For example, the dual mind might say, “I am angry at you. You are wrong.” With awareness, the non-dual mind might say, “Anger is arising, let me investigate what this is about.” Personalizing the situation isn’t necessary, just an ability to be with anger and respond from our wisest self.
Nelson Mandala embodied the power of forgiveness. Anger did not rule his actions. He once said, “Forgiveness liberates the soul. It removes fear. That is why it is such a powerful weapon.”
We don’t have to wallpaper over unforgiveness with fake forgiveness. I suggest we come to recognize our capacity for presence with whatever is; to begin to intimately know and process anger and unforgiveness so we can finally move on from duality.
There’s a fragile, mysterious and beautiful interconnectedness of all things– the good, bad and the ugly.
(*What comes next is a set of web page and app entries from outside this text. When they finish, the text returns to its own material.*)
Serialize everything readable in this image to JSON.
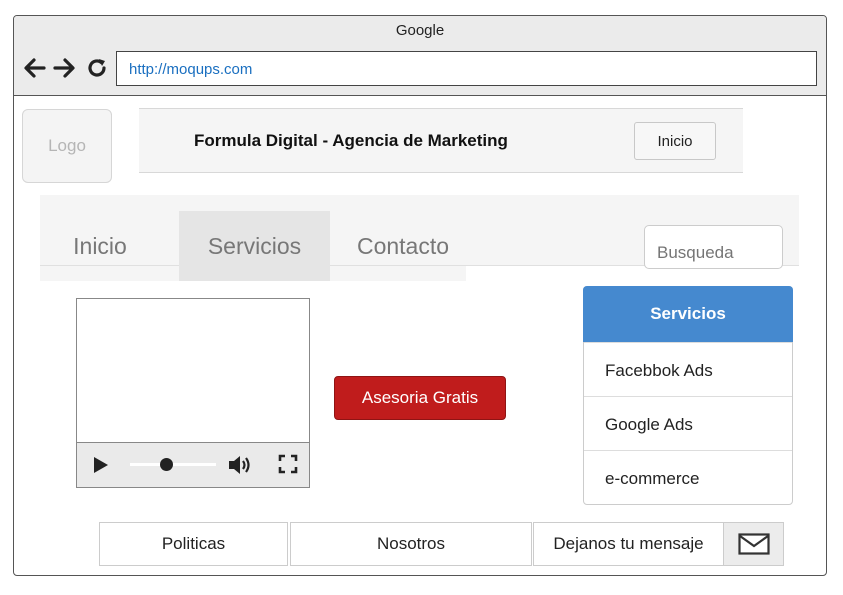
{
  "browser": {
    "title": "Google",
    "url": "http://moqups.com"
  },
  "logo": {
    "label": "Logo"
  },
  "header": {
    "title": "Formula Digital - Agencia de Marketing",
    "button_label": "Inicio"
  },
  "tabs": [
    {
      "label": "Inicio",
      "active": false
    },
    {
      "label": "Servicios",
      "active": true
    },
    {
      "label": "Contacto",
      "active": false
    }
  ],
  "search": {
    "placeholder": "Busqueda"
  },
  "video": {
    "progress": 0.42
  },
  "cta": {
    "label": "Asesoria Gratis"
  },
  "services": {
    "title": "Servicios",
    "items": [
      "Facebbok Ads",
      "Google Ads",
      "e-commerce"
    ]
  },
  "footer": {
    "items": [
      "Politicas",
      "Nosotros",
      "Dejanos tu mensaje"
    ],
    "icon": "mail-icon"
  },
  "colors": {
    "accent": "#4589cf",
    "cta": "#c01c1c",
    "url_text": "#1a6fc0"
  }
}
Forgiveness is not something we do, it is an energy that arises from the awakened consciousness.
Eventually, we realize that the world is our household and our capacity for forgiveness and gratitude, and the wise action that emerges, has the power to stop the war against ourselves and the planet.
“Your heart is the light of this world. Don’t cover it with your mind.” –Mooji
Blog is written by Kimberly Ruggiero: Kimberly Ruggiero: Kim received a BS in Chemistry and MA in Consciousness Studies. She works as a Program Coordinator in Integrative Health and Healing and facilitates a Mindfulness Meditation Group at TGI. She is also a professional coach and fine artist.